Back in 2017, we talked about the preserved remnants of a 7,500-year old house, just off the coast of Abu Dhabi, in UAE. Archaeologists have once again revisited the remarkable yet oft-ignored historical legacy of this region, this time by focusing on an Iron Age site in Al Ain, located also within the Emirate of Abu Dhabi. And their latest findings pertain to fingerprints on bricks – probably made by a worker during the building of an ancient wall section in Hili 2, a UNESCO World Heritage Site.
Al Ain in itself, also known as the Garden City, is often touted as the largest inland city of UAE. And talking of urban conglomerations, their Emirati predecessors weren’t too far behind in settlement-building, as is evident from the recent discoveries made at Hili 2. To that end, the researchers from the country’s Department of Culture and Tourism have found historical clues that establish how the area and its structures were worked upon by a skilled network of craftsmen in the Iron Age.
In fact, the 3,000-year old fingerprints directly allude to one of the construction methods used for erecting the walls. In that regard, one hypothesis put forth by the archaeologists relates to how the skilled workers used their hands to create indentations on the bricks. These small depressions, known as ‘frogs’, held the mortar – made of a composite of mud, stones, and water, thereby creating a well-bonded structure. Mohamed Al Mubarak, chairman of the Department of Culture and Tourism (Abu Dhabi), said –
We are thrilled with the results of our investigations. The discoveries at Hili 2 bring previously unknown details about our past to light, for us and for future generations. The archaeological results illustrate how our ancestors used available materials, in a sophisticated and optimal fashion, to build houses and buildings that would last for millennia.

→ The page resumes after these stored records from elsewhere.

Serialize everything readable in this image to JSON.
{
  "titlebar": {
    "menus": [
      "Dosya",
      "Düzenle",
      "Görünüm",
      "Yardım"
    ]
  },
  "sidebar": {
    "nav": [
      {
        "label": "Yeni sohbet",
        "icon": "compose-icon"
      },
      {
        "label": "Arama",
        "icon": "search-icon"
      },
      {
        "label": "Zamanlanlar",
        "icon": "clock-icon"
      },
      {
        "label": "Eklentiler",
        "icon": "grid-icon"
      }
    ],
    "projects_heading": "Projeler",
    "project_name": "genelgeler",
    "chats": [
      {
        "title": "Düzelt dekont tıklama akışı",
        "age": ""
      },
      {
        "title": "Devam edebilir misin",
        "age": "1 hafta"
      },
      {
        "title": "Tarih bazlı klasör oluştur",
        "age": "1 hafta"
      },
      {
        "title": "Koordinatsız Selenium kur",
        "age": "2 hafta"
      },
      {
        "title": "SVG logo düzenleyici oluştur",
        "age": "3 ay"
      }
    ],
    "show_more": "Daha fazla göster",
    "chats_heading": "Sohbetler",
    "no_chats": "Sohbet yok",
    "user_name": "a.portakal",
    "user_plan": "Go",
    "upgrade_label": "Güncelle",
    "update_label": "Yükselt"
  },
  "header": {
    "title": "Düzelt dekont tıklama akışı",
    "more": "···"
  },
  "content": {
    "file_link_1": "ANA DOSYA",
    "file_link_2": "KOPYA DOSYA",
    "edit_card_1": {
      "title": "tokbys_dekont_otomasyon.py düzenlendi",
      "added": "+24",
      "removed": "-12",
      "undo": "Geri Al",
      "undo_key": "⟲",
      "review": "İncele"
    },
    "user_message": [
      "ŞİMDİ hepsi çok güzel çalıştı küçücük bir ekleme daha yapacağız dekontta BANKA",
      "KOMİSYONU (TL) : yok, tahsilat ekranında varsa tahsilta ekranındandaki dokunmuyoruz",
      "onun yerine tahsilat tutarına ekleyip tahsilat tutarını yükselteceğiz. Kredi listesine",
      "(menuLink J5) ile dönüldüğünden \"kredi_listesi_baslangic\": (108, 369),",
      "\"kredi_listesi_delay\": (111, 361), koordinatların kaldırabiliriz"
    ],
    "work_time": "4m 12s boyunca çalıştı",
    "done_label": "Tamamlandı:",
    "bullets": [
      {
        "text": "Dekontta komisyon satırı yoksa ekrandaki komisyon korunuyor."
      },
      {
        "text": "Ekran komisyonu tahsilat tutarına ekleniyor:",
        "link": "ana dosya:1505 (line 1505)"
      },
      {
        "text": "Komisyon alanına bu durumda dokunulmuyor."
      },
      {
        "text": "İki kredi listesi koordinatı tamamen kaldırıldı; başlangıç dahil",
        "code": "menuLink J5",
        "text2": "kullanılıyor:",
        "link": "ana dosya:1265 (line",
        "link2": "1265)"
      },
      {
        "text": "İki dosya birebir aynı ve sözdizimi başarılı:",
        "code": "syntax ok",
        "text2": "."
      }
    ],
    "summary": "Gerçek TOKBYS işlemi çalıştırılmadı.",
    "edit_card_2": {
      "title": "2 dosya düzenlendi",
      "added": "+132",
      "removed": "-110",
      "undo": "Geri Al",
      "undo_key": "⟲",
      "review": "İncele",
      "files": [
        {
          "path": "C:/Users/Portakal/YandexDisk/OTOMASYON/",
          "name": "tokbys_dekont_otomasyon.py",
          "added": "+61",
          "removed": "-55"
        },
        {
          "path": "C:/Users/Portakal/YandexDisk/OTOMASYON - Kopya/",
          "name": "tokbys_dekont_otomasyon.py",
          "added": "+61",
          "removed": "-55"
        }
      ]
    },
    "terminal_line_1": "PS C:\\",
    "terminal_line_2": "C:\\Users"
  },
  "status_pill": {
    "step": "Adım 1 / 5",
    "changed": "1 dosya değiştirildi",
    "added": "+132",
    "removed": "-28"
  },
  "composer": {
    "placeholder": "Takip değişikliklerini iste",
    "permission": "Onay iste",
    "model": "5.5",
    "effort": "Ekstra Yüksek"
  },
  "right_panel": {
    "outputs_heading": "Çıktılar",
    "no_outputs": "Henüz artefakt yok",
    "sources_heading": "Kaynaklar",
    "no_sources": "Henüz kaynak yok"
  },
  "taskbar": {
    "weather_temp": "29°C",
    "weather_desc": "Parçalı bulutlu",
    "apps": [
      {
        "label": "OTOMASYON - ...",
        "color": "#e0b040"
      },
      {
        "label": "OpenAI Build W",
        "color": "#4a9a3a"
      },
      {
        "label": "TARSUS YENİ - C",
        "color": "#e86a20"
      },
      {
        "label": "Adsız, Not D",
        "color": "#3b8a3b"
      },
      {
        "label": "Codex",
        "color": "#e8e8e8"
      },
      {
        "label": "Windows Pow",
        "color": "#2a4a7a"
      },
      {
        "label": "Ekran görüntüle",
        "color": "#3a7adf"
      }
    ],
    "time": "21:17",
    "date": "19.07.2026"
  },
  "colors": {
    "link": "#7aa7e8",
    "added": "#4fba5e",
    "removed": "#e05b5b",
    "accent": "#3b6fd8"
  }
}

Beyond just fingerprints, archaeologists, excavating the site for past few months, were also able to unearth a wealth of clues that could shed light on how these Iron Age people lived the communal life, ranging from cooking together to growing crops. Pertaining to the former, the researchers have found the remnants of well-preserved ovens known as the tannours. Made from clay, the tannour ovens housed burnt stones that could heat up and effectively cook sheep or goat meat. Interestingly enough, hinting towards a communal life, these ovens were not found inside individual structures but rather in public spaces – which suggests an occasional usage pattern by a large group of families. Furthermore, the archaeologists also found clay seals with the engraving of a gazelle, possibly alluding to some of form of governance in the area.
In any case, the circumstantial evidence gathered from the Iron Age Hili 2 site in Al Ain does paint a picture that is a contradiction of our stereotypes about ancient Emirati history – sometimes (erroneously) considered as a backwater to other advanced cultures in West Asia. To that end, the advanced craftsmanship of these Iron Age walls becomes evident from their current intact state even after the rigors of millennia.
Source: The National
Image Credits: Department of Culture and Tourism (Abu Dhabi)